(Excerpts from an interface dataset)
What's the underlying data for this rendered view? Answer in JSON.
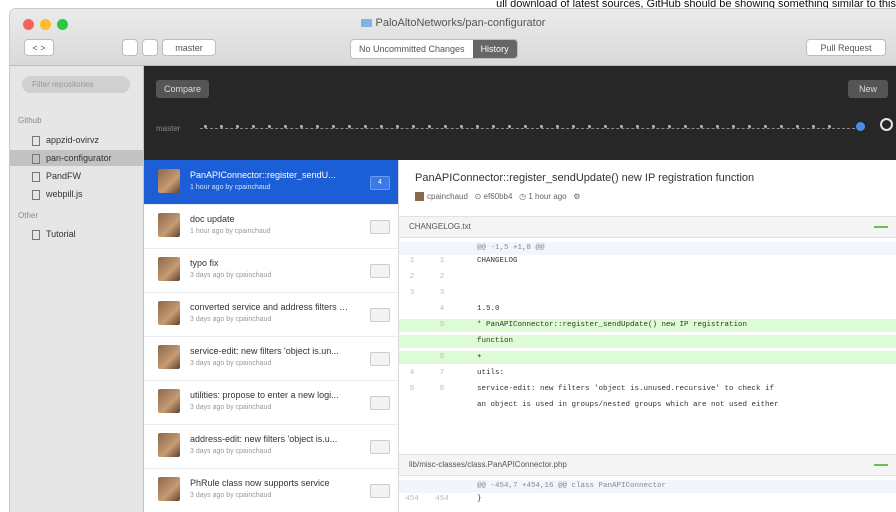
{
  "caption": "ull download of latest sources, GitHub should be showing something similar to this",
  "window": {
    "title": "PaloAltoNetworks/pan-configurator",
    "branch": "master",
    "tabs": [
      {
        "label": "No Uncommitted Changes"
      },
      {
        "label": "History"
      }
    ],
    "pull_request": "Pull Request",
    "sync_back": "<  >"
  },
  "sidebar": {
    "filter_placeholder": "Filter repositories",
    "sections": [
      {
        "label": "Github",
        "items": [
          "appzid-ovirvz",
          "pan-configurator",
          "PandFW",
          "webpill.js"
        ]
      },
      {
        "label": "Other",
        "items": [
          "Tutorial"
        ]
      }
    ]
  },
  "graph": {
    "compare": "Compare",
    "new": "New",
    "branch_label": "master"
  },
  "commits": [
    {
      "title": "PanAPIConnector::register_sendU...",
      "meta": "1 hour ago by cpainchaud",
      "badge": "4"
    },
    {
      "title": "doc update",
      "meta": "1 hour ago by cpainchaud",
      "badge": ""
    },
    {
      "title": "typo fix",
      "meta": "3 days ago by cpainchaud",
      "badge": ""
    },
    {
      "title": "converted service and address filters to l...",
      "meta": "3 days ago by cpainchaud",
      "badge": ""
    },
    {
      "title": "service-edit: new filters 'object is.un...",
      "meta": "3 days ago by cpainchaud",
      "badge": ""
    },
    {
      "title": "utilities: propose to enter a new logi...",
      "meta": "3 days ago by cpainchaud",
      "badge": ""
    },
    {
      "title": "address-edit: new filters 'object is.u...",
      "meta": "3 days ago by cpainchaud",
      "badge": ""
    },
    {
      "title": "PhRule class now supports service",
      "meta": "3 days ago by cpainchaud",
      "badge": ""
    }
  ],
  "detail": {
    "title": "PanAPIConnector::register_sendUpdate() new IP registration function",
    "author": "cpainchaud",
    "sha": "ef60bb4",
    "time": "1 hour ago",
    "file1": "CHANGELOG.txt",
    "hunk1": "@@ -1,5 +1,8 @@",
    "lines1": [
      {
        "n1": "1",
        "n2": "1",
        "text": "CHANGELOG",
        "type": "ctx"
      },
      {
        "n1": "2",
        "n2": "2",
        "text": "",
        "type": "ctx"
      },
      {
        "n1": "3",
        "n2": "3",
        "text": "",
        "type": "ctx"
      },
      {
        "n1": "",
        "n2": "4",
        "text": "1.5.0",
        "type": "ctx"
      },
      {
        "n1": "",
        "n2": "5",
        "text": "* PanAPIConnector::register_sendUpdate() new IP registration",
        "type": "add"
      },
      {
        "n1": "",
        "n2": "",
        "text": "function",
        "type": "add"
      },
      {
        "n1": "",
        "n2": "6",
        "text": "+",
        "type": "add"
      },
      {
        "n1": "4",
        "n2": "7",
        "text": "utils:",
        "type": "ctx"
      },
      {
        "n1": "5",
        "n2": "8",
        "text": "service-edit: new filters 'object is.unused.recursive' to check if",
        "type": "ctx"
      },
      {
        "n1": "",
        "n2": "",
        "text": "an object is used in groups/nested groups which are not used either",
        "type": "ctx"
      }
    ],
    "file2": "lib/misc-classes/class.PanAPIConnector.php",
    "hunk2": "@@ -454,7 +454,16 @@ class PanAPIConnector",
    "lines2": [
      {
        "n1": "454",
        "n2": "454",
        "text": "}",
        "type": "ctx"
      }
    ]
  }
}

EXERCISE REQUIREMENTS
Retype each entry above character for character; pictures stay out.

OUTPUT OF THE EXERCISE
What's the underlying data for this rendered view? Answer in JSON.
{
  "caption": "ull download of latest sources, GitHub should be showing something similar to this",
  "window": {
    "title": "PaloAltoNetworks/pan-configurator",
    "branch": "master",
    "tabs": [
      {
        "label": "No Uncommitted Changes"
      },
      {
        "label": "History"
      }
    ],
    "pull_request": "Pull Request",
    "sync_back": "<  >"
  },
  "sidebar": {
    "filter_placeholder": "Filter repositories",
    "sections": [
      {
        "label": "Github",
        "items": [
          "appzid-ovirvz",
          "pan-configurator",
          "PandFW",
          "webpill.js"
        ]
      },
      {
        "label": "Other",
        "items": [
          "Tutorial"
        ]
      }
    ]
  },
  "graph": {
    "compare": "Compare",
    "new": "New",
    "branch_label": "master"
  },
  "commits": [
    {
      "title": "PanAPIConnector::register_sendU...",
      "meta": "1 hour ago by cpainchaud",
      "badge": "4"
    },
    {
      "title": "doc update",
      "meta": "1 hour ago by cpainchaud",
      "badge": ""
    },
    {
      "title": "typo fix",
      "meta": "3 days ago by cpainchaud",
      "badge": ""
    },
    {
      "title": "converted service and address filters to l...",
      "meta": "3 days ago by cpainchaud",
      "badge": ""
    },
    {
      "title": "service-edit: new filters 'object is.un...",
      "meta": "3 days ago by cpainchaud",
      "badge": ""
    },
    {
      "title": "utilities: propose to enter a new logi...",
      "meta": "3 days ago by cpainchaud",
      "badge": ""
    },
    {
      "title": "address-edit: new filters 'object is.u...",
      "meta": "3 days ago by cpainchaud",
      "badge": ""
    },
    {
      "title": "PhRule class now supports service",
      "meta": "3 days ago by cpainchaud",
      "badge": ""
    }
  ],
  "detail": {
    "title": "PanAPIConnector::register_sendUpdate() new IP registration function",
    "author": "cpainchaud",
    "sha": "ef60bb4",
    "time": "1 hour ago",
    "file1": "CHANGELOG.txt",
    "hunk1": "@@ -1,5 +1,8 @@",
    "lines1": [
      {
        "n1": "1",
        "n2": "1",
        "text": "CHANGELOG",
        "type": "ctx"
      },
      {
        "n1": "2",
        "n2": "2",
        "text": "",
        "type": "ctx"
      },
      {
        "n1": "3",
        "n2": "3",
        "text": "",
        "type": "ctx"
      },
      {
        "n1": "",
        "n2": "4",
        "text": "1.5.0",
        "type": "ctx"
      },
      {
        "n1": "",
        "n2": "5",
        "text": "* PanAPIConnector::register_sendUpdate() new IP registration",
        "type": "add"
      },
      {
        "n1": "",
        "n2": "",
        "text": "function",
        "type": "add"
      },
      {
        "n1": "",
        "n2": "6",
        "text": "+",
        "type": "add"
      },
      {
        "n1": "4",
        "n2": "7",
        "text": "utils:",
        "type": "ctx"
      },
      {
        "n1": "5",
        "n2": "8",
        "text": "service-edit: new filters 'object is.unused.recursive' to check if",
        "type": "ctx"
      },
      {
        "n1": "",
        "n2": "",
        "text": "an object is used in groups/nested groups which are not used either",
        "type": "ctx"
      }
    ],
    "file2": "lib/misc-classes/class.PanAPIConnector.php",
    "hunk2": "@@ -454,7 +454,16 @@ class PanAPIConnector",
    "lines2": [
      {
        "n1": "454",
        "n2": "454",
        "text": "}",
        "type": "ctx"
      }
    ]
  }
}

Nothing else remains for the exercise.